(Stored entries)
★ ★ ★ ★ ★ ★ ★

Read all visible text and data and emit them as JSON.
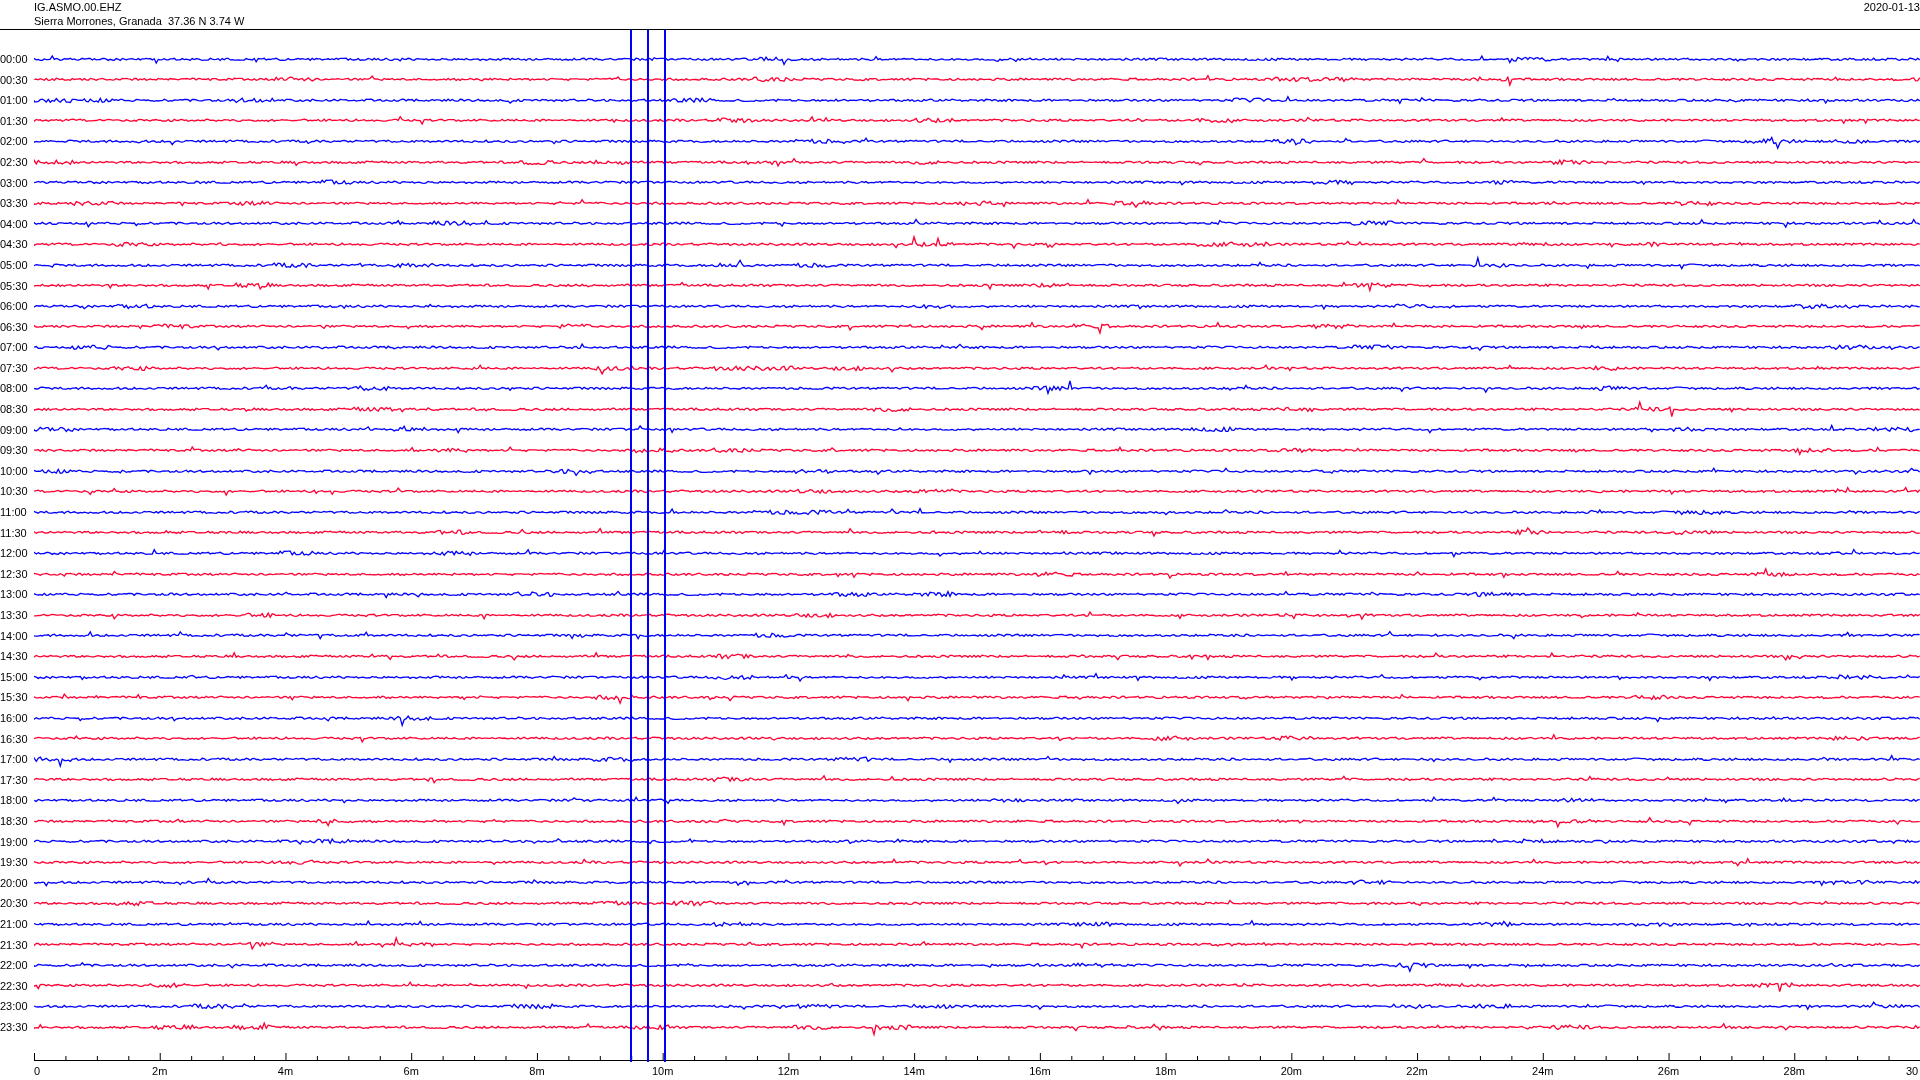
{
  "header": {
    "station": "IG.ASMO.00.EHZ",
    "location": "Sierra Morrones, Granada  37.36 N 3.74 W",
    "date": "2020-01-13"
  },
  "traces": [
    {
      "time": "00:00",
      "color": "#0000ff"
    },
    {
      "time": "00:30",
      "color": "#ff0033"
    },
    {
      "time": "01:00",
      "color": "#0000ff"
    },
    {
      "time": "01:30",
      "color": "#ff0033"
    },
    {
      "time": "02:00",
      "color": "#0000ff"
    },
    {
      "time": "02:30",
      "color": "#ff0033"
    },
    {
      "time": "03:00",
      "color": "#0000ff"
    },
    {
      "time": "03:30",
      "color": "#ff0033"
    },
    {
      "time": "04:00",
      "color": "#0000ff"
    },
    {
      "time": "04:30",
      "color": "#ff0033"
    },
    {
      "time": "05:00",
      "color": "#0000ff"
    },
    {
      "time": "05:30",
      "color": "#ff0033"
    },
    {
      "time": "06:00",
      "color": "#0000ff"
    },
    {
      "time": "06:30",
      "color": "#ff0033"
    },
    {
      "time": "07:00",
      "color": "#0000ff"
    },
    {
      "time": "07:30",
      "color": "#ff0033"
    },
    {
      "time": "08:00",
      "color": "#0000ff"
    },
    {
      "time": "08:30",
      "color": "#ff0033"
    },
    {
      "time": "09:00",
      "color": "#0000ff"
    },
    {
      "time": "09:30",
      "color": "#ff0033"
    },
    {
      "time": "10:00",
      "color": "#0000ff"
    },
    {
      "time": "10:30",
      "color": "#ff0033"
    },
    {
      "time": "11:00",
      "color": "#0000ff"
    },
    {
      "time": "11:30",
      "color": "#ff0033"
    },
    {
      "time": "12:00",
      "color": "#0000ff"
    },
    {
      "time": "12:30",
      "color": "#ff0033"
    },
    {
      "time": "13:00",
      "color": "#0000ff"
    },
    {
      "time": "13:30",
      "color": "#ff0033"
    },
    {
      "time": "14:00",
      "color": "#0000ff"
    },
    {
      "time": "14:30",
      "color": "#ff0033"
    },
    {
      "time": "15:00",
      "color": "#0000ff"
    },
    {
      "time": "15:30",
      "color": "#ff0033"
    },
    {
      "time": "16:00",
      "color": "#0000ff"
    },
    {
      "time": "16:30",
      "color": "#ff0033"
    },
    {
      "time": "17:00",
      "color": "#0000ff"
    },
    {
      "time": "17:30",
      "color": "#ff0033"
    },
    {
      "time": "18:00",
      "color": "#0000ff"
    },
    {
      "time": "18:30",
      "color": "#ff0033"
    },
    {
      "time": "19:00",
      "color": "#0000ff"
    },
    {
      "time": "19:30",
      "color": "#ff0033"
    },
    {
      "time": "20:00",
      "color": "#0000ff"
    },
    {
      "time": "20:30",
      "color": "#ff0033"
    },
    {
      "time": "21:00",
      "color": "#0000ff"
    },
    {
      "time": "21:30",
      "color": "#ff0033"
    },
    {
      "time": "22:00",
      "color": "#0000ff"
    },
    {
      "time": "22:30",
      "color": "#ff0033"
    },
    {
      "time": "23:00",
      "color": "#0000ff"
    },
    {
      "time": "23:30",
      "color": "#ff0033"
    }
  ],
  "axis": {
    "labels": [
      "0",
      "2m",
      "4m",
      "6m",
      "8m",
      "10m",
      "12m",
      "14m",
      "16m",
      "18m",
      "20m",
      "22m",
      "24m",
      "26m",
      "28m",
      "30"
    ]
  }
}
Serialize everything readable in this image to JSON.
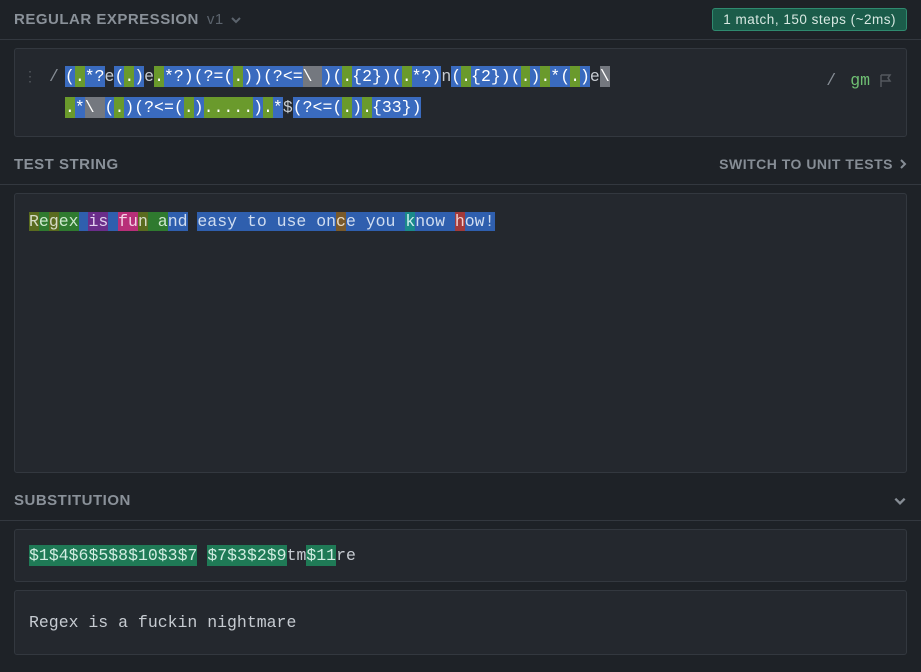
{
  "header": {
    "title": "REGULAR EXPRESSION",
    "version": "v1",
    "badge": "1 match, 150 steps (~2ms)"
  },
  "regex": {
    "open_delim": "/",
    "close_delim": "/",
    "flags": "gm",
    "tokens_line1": [
      {
        "t": "grp",
        "v": "("
      },
      {
        "t": "any",
        "v": "."
      },
      {
        "t": "quant",
        "v": "*?"
      },
      {
        "t": "lit",
        "v": "e"
      },
      {
        "t": "grp",
        "v": "("
      },
      {
        "t": "any",
        "v": "."
      },
      {
        "t": "grp",
        "v": ")"
      },
      {
        "t": "lit",
        "v": "e"
      },
      {
        "t": "any",
        "v": "."
      },
      {
        "t": "quant",
        "v": "*?"
      },
      {
        "t": "grp",
        "v": ")"
      },
      {
        "t": "grp",
        "v": "(?="
      },
      {
        "t": "grp",
        "v": "("
      },
      {
        "t": "any",
        "v": "."
      },
      {
        "t": "grp",
        "v": ")"
      },
      {
        "t": "grp",
        "v": ")"
      },
      {
        "t": "grp",
        "v": "(?<="
      },
      {
        "t": "esc",
        "v": "\\ "
      },
      {
        "t": "grp",
        "v": ")"
      },
      {
        "t": "grp",
        "v": "("
      },
      {
        "t": "any",
        "v": "."
      },
      {
        "t": "quant",
        "v": "{2}"
      },
      {
        "t": "grp",
        "v": ")"
      },
      {
        "t": "grp",
        "v": "("
      },
      {
        "t": "any",
        "v": "."
      },
      {
        "t": "quant",
        "v": "*?"
      },
      {
        "t": "grp",
        "v": ")"
      },
      {
        "t": "lit",
        "v": "n"
      },
      {
        "t": "grp",
        "v": "("
      },
      {
        "t": "any",
        "v": "."
      },
      {
        "t": "quant",
        "v": "{2}"
      },
      {
        "t": "grp",
        "v": ")"
      },
      {
        "t": "grp",
        "v": "("
      },
      {
        "t": "any",
        "v": "."
      },
      {
        "t": "grp",
        "v": ")"
      },
      {
        "t": "any",
        "v": "."
      },
      {
        "t": "quant",
        "v": "*"
      },
      {
        "t": "grp",
        "v": "("
      },
      {
        "t": "any",
        "v": "."
      },
      {
        "t": "grp",
        "v": ")"
      },
      {
        "t": "lit",
        "v": "e"
      },
      {
        "t": "esc",
        "v": "\\ "
      }
    ],
    "tokens_line2": [
      {
        "t": "any",
        "v": "."
      },
      {
        "t": "quant",
        "v": "*"
      },
      {
        "t": "esc",
        "v": "\\ "
      },
      {
        "t": "grp",
        "v": "("
      },
      {
        "t": "any",
        "v": "."
      },
      {
        "t": "grp",
        "v": ")"
      },
      {
        "t": "grp",
        "v": "(?<="
      },
      {
        "t": "grp",
        "v": "("
      },
      {
        "t": "any",
        "v": "."
      },
      {
        "t": "grp",
        "v": ")"
      },
      {
        "t": "any",
        "v": "."
      },
      {
        "t": "any",
        "v": "."
      },
      {
        "t": "any",
        "v": "."
      },
      {
        "t": "any",
        "v": "."
      },
      {
        "t": "any",
        "v": "."
      },
      {
        "t": "grp",
        "v": ")"
      },
      {
        "t": "any",
        "v": "."
      },
      {
        "t": "quant",
        "v": "*"
      },
      {
        "t": "lit",
        "v": "$"
      },
      {
        "t": "grp",
        "v": "(?<="
      },
      {
        "t": "grp",
        "v": "("
      },
      {
        "t": "any",
        "v": "."
      },
      {
        "t": "grp",
        "v": ")"
      },
      {
        "t": "any",
        "v": "."
      },
      {
        "t": "quant",
        "v": "{33}"
      },
      {
        "t": "grp",
        "v": ")"
      }
    ]
  },
  "test_section": {
    "title": "TEST STRING",
    "switch_label": "SWITCH TO UNIT TESTS",
    "segments": [
      {
        "c": "g-olive",
        "v": "R"
      },
      {
        "c": "g-green",
        "v": "e"
      },
      {
        "c": "g-olive",
        "v": "g"
      },
      {
        "c": "g-green",
        "v": "ex"
      },
      {
        "c": "g-blue",
        "v": " "
      },
      {
        "c": "g-purple",
        "v": "is"
      },
      {
        "c": "g-blue",
        "v": " "
      },
      {
        "c": "g-pink",
        "v": "fu"
      },
      {
        "c": "g-olive",
        "v": "n"
      },
      {
        "c": "g-green",
        "v": " a"
      },
      {
        "c": "g-blue",
        "v": "nd"
      },
      {
        "c": "plain",
        "v": " "
      },
      {
        "c": "g-blue",
        "v": "easy to use on"
      },
      {
        "c": "g-brown",
        "v": "c"
      },
      {
        "c": "g-blue",
        "v": "e you "
      },
      {
        "c": "g-teal",
        "v": "k"
      },
      {
        "c": "g-blue",
        "v": "now "
      },
      {
        "c": "g-red",
        "v": "h"
      },
      {
        "c": "g-blue",
        "v": "ow!"
      }
    ]
  },
  "substitution": {
    "title": "SUBSTITUTION",
    "segments": [
      {
        "c": "sub-grp",
        "v": "$1"
      },
      {
        "c": "sub-grp",
        "v": "$4"
      },
      {
        "c": "sub-grp",
        "v": "$6"
      },
      {
        "c": "sub-grp",
        "v": "$5"
      },
      {
        "c": "sub-grp",
        "v": "$8"
      },
      {
        "c": "sub-grp",
        "v": "$10"
      },
      {
        "c": "sub-grp",
        "v": "$3"
      },
      {
        "c": "sub-grp",
        "v": "$7"
      },
      {
        "c": "sub-lit",
        "v": " "
      },
      {
        "c": "sub-grp",
        "v": "$7"
      },
      {
        "c": "sub-grp",
        "v": "$3"
      },
      {
        "c": "sub-grp",
        "v": "$2"
      },
      {
        "c": "sub-grp",
        "v": "$9"
      },
      {
        "c": "sub-lit",
        "v": "tm"
      },
      {
        "c": "sub-grp",
        "v": "$11"
      },
      {
        "c": "sub-lit",
        "v": "re"
      }
    ],
    "result": "Regex is a fuckin nightmare"
  }
}
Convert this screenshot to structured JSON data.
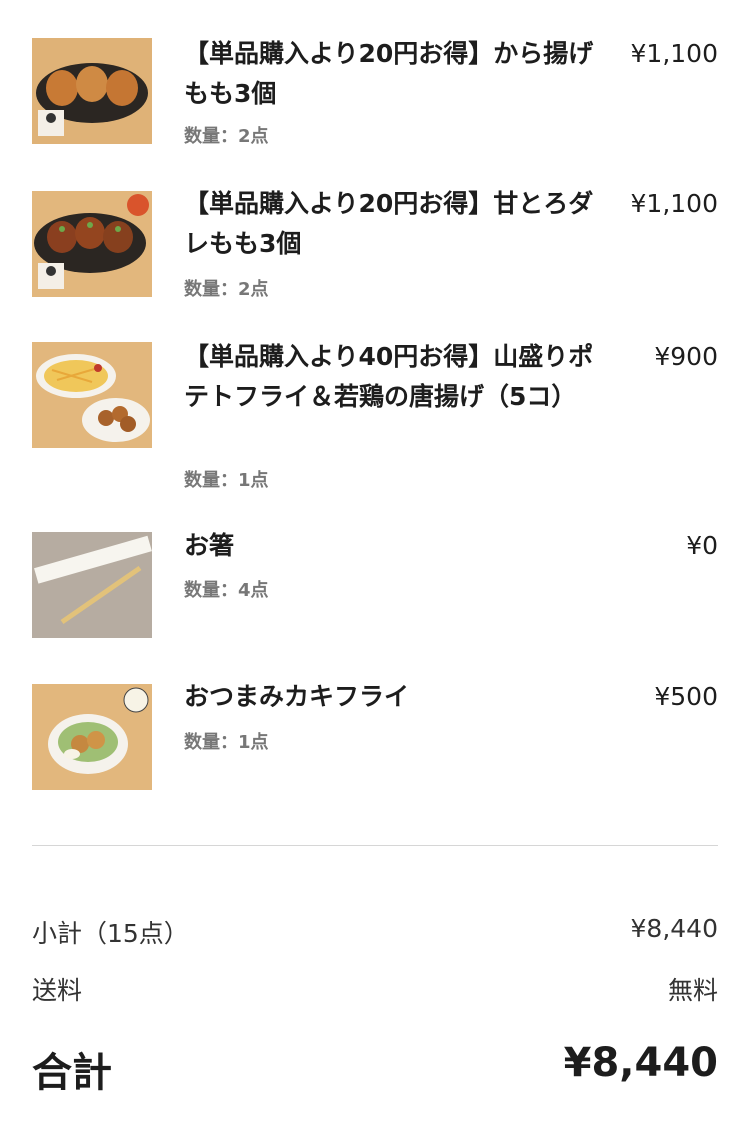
{
  "items": [
    {
      "title": "【単品購入より20円お得】から揚げもも3個",
      "price": "¥1,100",
      "qty": "数量：2点"
    },
    {
      "title": "【単品購入より20円お得】甘とろダレもも3個",
      "price": "¥1,100",
      "qty": "数量：2点"
    },
    {
      "title": "【単品購入より40円お得】山盛りポテトフライ＆若鶏の唐揚げ（5コ）",
      "price": "¥900",
      "qty": "数量：1点"
    },
    {
      "title": "お箸",
      "price": "¥0",
      "qty": "数量：4点"
    },
    {
      "title": "おつまみカキフライ",
      "price": "¥500",
      "qty": "数量：1点"
    }
  ],
  "summary": {
    "subtotal_label": "小計（15点）",
    "subtotal_value": "¥8,440",
    "shipping_label": "送料",
    "shipping_value": "無料",
    "total_label": "合計",
    "total_value": "¥8,440"
  }
}
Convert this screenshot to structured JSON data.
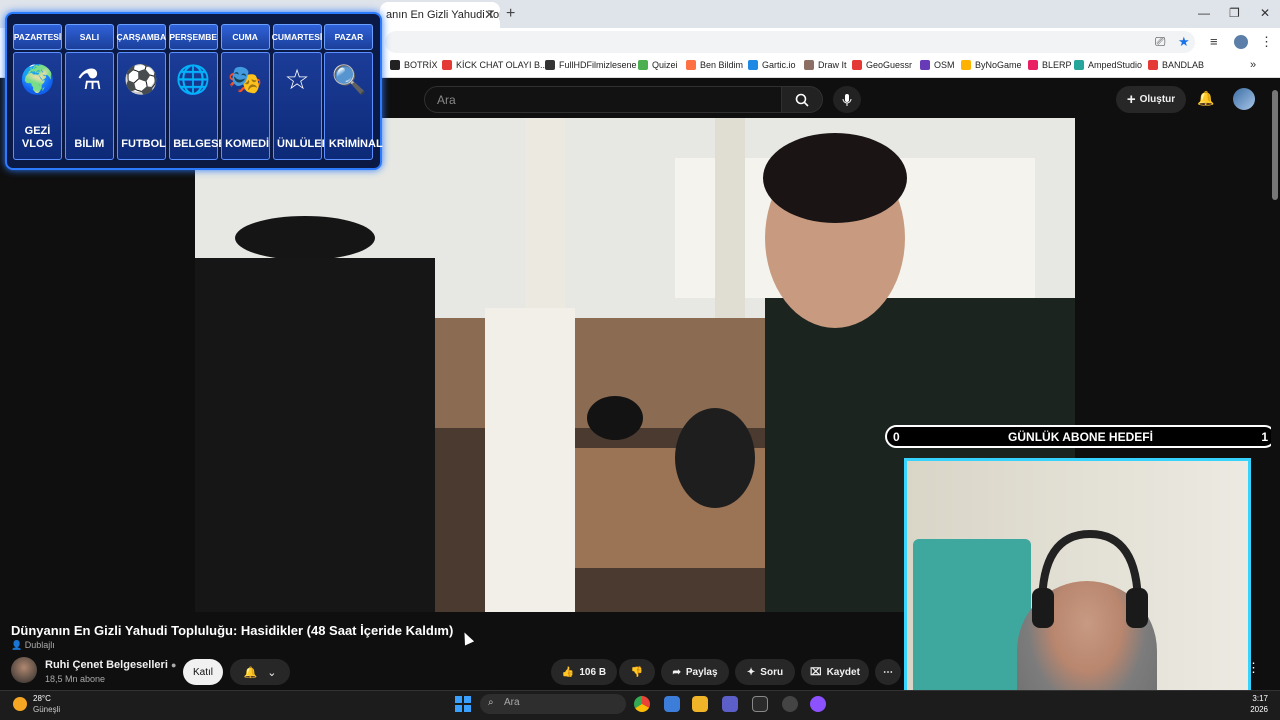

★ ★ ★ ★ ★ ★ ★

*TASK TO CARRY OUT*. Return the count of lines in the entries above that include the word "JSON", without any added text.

*TASK OUTPUT*. 4